NO!
a) There are propositions whose truth value we don't know *yet*
* Up till a few years ago, Fermat's Last Theorem
had not been proved:
"x sup n + y sup n = z sup n has no solutions for integers x,y,z
and integer n>2"
but fairly recently it was proved
* Goldbach's conjecture:
All positive even integers are the sum of 2 primes
i.e.,:
Ax[(Z(x) ^ (x>0) ^ Even(x)) -> EyEz[Prime(y) ^ Prime(z) ^ x=y+z]]
e.g., 28 = 5 + 23
This has not (yet) been proved or disproved!
* Twin Prime Conjecture:
There are an infinite number of twin primes,
i.e., primes m,n such that n=m+2
i.e., AmAn[(Prime(m) ^ Prime(n) ^ n=m+2) ->
ExEy[Prime(x) ^ Prime(y) ^ y=x+2 ^ y>m ^ x>n]]
This has not (yet) been proved or disproved!
b) There are propositions whose truth value we *know* but cannot prove!

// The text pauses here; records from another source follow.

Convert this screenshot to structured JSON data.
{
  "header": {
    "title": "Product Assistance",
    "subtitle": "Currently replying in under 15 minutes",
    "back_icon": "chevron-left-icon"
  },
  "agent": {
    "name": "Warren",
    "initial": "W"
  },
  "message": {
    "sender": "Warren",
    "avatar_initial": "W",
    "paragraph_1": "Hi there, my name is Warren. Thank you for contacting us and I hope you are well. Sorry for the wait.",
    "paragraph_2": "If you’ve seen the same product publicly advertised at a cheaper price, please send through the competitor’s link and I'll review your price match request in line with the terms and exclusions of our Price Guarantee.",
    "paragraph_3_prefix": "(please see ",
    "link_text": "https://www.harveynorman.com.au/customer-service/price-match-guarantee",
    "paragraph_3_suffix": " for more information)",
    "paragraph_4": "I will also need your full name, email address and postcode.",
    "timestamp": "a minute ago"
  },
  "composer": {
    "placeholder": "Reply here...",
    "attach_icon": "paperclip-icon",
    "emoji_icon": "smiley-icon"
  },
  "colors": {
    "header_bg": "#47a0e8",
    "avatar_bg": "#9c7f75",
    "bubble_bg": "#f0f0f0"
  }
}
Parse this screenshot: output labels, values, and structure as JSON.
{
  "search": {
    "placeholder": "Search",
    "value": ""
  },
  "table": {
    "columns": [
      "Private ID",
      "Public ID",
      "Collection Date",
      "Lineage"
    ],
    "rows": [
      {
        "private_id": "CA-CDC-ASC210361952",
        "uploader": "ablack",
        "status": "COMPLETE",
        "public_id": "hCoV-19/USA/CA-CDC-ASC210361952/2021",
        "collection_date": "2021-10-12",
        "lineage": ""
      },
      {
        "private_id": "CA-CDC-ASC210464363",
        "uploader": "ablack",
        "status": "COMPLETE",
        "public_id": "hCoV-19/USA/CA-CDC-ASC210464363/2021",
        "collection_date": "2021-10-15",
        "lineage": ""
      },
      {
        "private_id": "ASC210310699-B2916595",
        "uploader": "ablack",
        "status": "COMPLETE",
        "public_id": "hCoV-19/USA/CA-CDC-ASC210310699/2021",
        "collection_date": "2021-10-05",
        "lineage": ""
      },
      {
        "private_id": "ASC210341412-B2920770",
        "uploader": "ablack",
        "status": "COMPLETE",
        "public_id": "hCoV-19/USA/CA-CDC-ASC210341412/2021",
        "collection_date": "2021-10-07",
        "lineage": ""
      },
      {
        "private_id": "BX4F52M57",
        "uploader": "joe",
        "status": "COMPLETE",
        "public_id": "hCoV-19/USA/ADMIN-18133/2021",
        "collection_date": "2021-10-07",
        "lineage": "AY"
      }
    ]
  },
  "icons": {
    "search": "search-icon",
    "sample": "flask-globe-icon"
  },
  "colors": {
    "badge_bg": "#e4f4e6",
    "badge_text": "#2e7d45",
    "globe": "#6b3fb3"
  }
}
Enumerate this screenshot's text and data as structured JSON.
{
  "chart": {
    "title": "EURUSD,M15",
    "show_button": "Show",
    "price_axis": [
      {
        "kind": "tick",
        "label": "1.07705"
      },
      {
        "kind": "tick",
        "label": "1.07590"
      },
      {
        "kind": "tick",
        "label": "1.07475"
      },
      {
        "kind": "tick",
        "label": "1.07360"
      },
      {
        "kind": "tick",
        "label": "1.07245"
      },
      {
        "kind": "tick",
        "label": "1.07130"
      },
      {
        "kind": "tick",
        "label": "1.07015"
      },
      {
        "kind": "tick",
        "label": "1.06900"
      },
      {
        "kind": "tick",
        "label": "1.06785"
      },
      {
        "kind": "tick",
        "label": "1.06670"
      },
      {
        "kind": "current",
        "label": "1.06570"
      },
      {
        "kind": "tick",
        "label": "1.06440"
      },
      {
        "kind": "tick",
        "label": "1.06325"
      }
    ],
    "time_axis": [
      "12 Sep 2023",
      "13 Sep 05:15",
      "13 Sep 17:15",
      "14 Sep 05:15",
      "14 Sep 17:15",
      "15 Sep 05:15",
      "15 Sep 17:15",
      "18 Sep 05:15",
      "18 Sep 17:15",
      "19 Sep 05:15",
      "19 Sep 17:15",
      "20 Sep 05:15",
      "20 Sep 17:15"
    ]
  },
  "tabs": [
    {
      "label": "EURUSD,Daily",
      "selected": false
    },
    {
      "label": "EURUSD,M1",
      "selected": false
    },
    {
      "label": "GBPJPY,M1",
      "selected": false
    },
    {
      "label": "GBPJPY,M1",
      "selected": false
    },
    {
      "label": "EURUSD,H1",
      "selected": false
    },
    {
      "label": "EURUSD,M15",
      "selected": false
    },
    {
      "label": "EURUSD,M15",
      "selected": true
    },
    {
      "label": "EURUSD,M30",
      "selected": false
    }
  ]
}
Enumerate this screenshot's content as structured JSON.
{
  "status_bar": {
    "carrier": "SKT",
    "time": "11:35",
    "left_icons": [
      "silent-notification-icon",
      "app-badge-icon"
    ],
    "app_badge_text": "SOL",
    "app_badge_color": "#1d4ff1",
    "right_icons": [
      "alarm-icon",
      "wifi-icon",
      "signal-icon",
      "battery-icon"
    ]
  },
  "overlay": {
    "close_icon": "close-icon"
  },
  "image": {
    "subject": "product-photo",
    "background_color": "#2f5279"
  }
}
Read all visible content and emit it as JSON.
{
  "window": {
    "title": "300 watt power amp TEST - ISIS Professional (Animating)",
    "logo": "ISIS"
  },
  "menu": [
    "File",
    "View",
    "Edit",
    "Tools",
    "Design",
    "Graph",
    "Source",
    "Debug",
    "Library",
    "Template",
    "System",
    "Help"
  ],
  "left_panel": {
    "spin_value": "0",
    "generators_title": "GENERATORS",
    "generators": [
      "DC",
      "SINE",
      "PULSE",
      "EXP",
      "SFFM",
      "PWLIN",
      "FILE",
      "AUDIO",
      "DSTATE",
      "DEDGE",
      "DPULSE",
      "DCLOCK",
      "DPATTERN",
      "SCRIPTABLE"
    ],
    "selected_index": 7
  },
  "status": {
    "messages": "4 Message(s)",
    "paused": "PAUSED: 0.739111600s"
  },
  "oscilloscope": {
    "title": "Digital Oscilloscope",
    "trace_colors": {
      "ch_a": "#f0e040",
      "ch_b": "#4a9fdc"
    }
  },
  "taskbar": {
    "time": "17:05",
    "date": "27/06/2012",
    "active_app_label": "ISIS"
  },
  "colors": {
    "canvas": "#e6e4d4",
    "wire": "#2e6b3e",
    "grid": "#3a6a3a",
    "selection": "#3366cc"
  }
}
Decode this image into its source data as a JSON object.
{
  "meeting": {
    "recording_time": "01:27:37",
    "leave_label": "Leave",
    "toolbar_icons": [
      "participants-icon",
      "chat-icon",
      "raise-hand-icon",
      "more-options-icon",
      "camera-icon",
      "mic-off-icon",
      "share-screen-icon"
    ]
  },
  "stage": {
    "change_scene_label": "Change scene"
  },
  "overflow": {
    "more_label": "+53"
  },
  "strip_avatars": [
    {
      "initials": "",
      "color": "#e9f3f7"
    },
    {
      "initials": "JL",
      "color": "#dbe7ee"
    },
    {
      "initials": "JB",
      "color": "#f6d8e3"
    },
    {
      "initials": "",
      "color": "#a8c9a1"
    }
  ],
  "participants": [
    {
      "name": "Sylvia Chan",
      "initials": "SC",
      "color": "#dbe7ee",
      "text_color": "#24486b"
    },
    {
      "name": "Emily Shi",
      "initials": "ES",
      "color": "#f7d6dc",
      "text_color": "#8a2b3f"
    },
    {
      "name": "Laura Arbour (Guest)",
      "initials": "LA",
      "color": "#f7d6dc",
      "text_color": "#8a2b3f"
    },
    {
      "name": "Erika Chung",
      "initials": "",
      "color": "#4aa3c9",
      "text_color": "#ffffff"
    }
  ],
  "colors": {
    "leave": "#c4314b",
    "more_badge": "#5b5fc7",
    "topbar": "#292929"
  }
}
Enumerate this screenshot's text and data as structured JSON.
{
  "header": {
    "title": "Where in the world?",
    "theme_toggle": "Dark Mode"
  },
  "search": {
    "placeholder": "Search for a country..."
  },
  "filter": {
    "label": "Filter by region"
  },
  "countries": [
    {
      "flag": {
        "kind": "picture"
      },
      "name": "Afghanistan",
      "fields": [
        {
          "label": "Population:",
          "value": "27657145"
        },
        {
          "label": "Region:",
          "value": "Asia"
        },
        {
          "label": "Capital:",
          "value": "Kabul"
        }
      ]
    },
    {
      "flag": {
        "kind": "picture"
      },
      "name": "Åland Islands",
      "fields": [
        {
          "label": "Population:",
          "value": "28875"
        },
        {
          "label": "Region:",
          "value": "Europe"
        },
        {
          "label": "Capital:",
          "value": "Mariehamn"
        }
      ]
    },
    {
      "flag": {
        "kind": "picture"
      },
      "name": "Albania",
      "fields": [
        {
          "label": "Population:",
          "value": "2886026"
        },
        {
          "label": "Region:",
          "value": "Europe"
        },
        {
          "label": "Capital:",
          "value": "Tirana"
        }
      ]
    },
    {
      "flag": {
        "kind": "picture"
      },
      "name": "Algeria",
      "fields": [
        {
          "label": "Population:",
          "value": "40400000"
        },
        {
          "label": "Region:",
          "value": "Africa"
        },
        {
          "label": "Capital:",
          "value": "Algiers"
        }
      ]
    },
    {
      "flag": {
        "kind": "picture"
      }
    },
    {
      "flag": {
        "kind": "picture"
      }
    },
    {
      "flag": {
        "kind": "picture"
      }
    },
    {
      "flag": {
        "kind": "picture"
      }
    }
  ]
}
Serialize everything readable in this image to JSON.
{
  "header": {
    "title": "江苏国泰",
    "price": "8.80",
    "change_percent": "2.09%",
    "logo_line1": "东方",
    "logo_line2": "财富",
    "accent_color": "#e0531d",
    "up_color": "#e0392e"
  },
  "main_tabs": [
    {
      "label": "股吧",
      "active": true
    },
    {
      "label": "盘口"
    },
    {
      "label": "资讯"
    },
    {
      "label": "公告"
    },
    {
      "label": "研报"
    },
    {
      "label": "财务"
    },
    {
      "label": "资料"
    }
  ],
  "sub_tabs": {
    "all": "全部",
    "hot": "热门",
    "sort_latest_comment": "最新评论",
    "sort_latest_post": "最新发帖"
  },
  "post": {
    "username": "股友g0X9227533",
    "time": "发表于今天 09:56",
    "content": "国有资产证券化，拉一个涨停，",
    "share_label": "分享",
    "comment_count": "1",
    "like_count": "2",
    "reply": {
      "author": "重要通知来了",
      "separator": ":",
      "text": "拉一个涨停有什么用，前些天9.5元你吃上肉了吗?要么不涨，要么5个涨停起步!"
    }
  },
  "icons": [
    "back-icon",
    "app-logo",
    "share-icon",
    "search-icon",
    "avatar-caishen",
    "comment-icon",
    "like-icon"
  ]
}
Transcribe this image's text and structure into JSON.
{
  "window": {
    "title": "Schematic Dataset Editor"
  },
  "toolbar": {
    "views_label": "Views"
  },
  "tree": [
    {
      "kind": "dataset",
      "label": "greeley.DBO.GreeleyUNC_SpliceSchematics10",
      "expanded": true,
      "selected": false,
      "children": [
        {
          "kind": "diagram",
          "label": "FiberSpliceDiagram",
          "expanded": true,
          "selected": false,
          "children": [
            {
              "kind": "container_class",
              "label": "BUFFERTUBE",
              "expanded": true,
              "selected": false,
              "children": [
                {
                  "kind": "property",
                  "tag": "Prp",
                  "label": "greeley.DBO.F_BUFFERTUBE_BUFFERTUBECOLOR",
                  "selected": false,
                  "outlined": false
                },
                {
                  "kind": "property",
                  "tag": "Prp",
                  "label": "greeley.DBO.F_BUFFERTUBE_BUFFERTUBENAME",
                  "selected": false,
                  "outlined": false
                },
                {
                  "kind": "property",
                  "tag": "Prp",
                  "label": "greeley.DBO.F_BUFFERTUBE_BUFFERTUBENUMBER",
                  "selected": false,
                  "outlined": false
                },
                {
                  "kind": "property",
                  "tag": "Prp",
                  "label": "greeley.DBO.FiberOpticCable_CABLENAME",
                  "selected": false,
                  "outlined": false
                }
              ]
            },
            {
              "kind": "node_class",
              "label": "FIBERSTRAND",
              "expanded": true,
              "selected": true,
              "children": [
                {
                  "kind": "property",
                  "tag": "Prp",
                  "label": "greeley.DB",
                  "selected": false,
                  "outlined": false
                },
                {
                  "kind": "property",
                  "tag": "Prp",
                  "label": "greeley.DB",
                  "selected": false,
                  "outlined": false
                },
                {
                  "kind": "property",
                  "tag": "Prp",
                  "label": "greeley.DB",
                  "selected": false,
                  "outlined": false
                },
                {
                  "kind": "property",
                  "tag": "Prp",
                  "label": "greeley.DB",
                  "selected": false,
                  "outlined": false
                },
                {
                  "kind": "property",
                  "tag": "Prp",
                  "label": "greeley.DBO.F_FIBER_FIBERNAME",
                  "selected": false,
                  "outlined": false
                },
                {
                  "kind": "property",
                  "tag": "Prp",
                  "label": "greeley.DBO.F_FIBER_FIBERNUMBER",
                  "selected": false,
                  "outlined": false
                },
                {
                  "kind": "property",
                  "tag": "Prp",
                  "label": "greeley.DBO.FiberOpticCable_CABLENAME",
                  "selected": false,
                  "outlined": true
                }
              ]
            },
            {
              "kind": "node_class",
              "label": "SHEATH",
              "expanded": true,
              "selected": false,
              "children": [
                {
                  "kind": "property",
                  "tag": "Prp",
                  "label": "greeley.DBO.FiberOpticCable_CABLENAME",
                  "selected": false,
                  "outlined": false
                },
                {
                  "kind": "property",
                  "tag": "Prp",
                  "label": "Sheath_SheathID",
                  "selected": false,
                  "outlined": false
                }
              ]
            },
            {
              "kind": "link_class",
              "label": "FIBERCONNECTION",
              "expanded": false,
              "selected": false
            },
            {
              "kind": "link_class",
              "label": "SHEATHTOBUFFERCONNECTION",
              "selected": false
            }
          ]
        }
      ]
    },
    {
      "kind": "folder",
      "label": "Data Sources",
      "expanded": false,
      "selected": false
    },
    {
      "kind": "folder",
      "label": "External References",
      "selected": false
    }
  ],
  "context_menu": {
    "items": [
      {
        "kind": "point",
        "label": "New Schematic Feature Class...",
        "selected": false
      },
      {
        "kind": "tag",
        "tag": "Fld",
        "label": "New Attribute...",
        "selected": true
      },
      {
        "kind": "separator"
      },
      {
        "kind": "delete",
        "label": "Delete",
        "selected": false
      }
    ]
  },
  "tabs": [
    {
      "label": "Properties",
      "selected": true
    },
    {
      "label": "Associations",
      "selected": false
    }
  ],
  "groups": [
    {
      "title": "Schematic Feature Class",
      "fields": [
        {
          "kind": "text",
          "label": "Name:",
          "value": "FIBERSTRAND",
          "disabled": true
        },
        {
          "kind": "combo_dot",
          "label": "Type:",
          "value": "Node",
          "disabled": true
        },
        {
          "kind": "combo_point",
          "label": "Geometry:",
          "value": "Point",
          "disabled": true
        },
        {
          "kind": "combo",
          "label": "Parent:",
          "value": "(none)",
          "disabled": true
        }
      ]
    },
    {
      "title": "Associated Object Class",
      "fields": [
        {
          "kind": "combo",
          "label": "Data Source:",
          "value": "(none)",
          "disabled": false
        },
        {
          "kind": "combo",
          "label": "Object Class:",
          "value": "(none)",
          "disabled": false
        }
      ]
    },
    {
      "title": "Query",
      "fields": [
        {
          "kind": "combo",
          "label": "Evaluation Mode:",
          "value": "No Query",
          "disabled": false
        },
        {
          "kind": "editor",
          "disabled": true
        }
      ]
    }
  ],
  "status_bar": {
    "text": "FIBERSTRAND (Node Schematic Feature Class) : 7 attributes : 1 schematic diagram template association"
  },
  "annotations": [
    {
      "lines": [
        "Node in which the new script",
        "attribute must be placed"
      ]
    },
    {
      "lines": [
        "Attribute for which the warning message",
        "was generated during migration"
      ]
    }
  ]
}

Goedel's Incompleteness Theorem:
Here's a highly simplified version of it:
"This proposition is unprovable" is a true proposition
that is unprovable (!)
And here's a highly simplified version of its proof:
Suppose the quoted proposition is false.
Then it is false that it is unprovable.
Therefore, it is provable.
But all provable propositions are true
Therefore, it is true that it is unprovable.
Therefore, it is both true and unprovable.
Cf. Shakespeare: There are more things [that are true]
in heaven and earth than are dreamt of in your philosophy
[i.e., that can be proved by your logic] :-)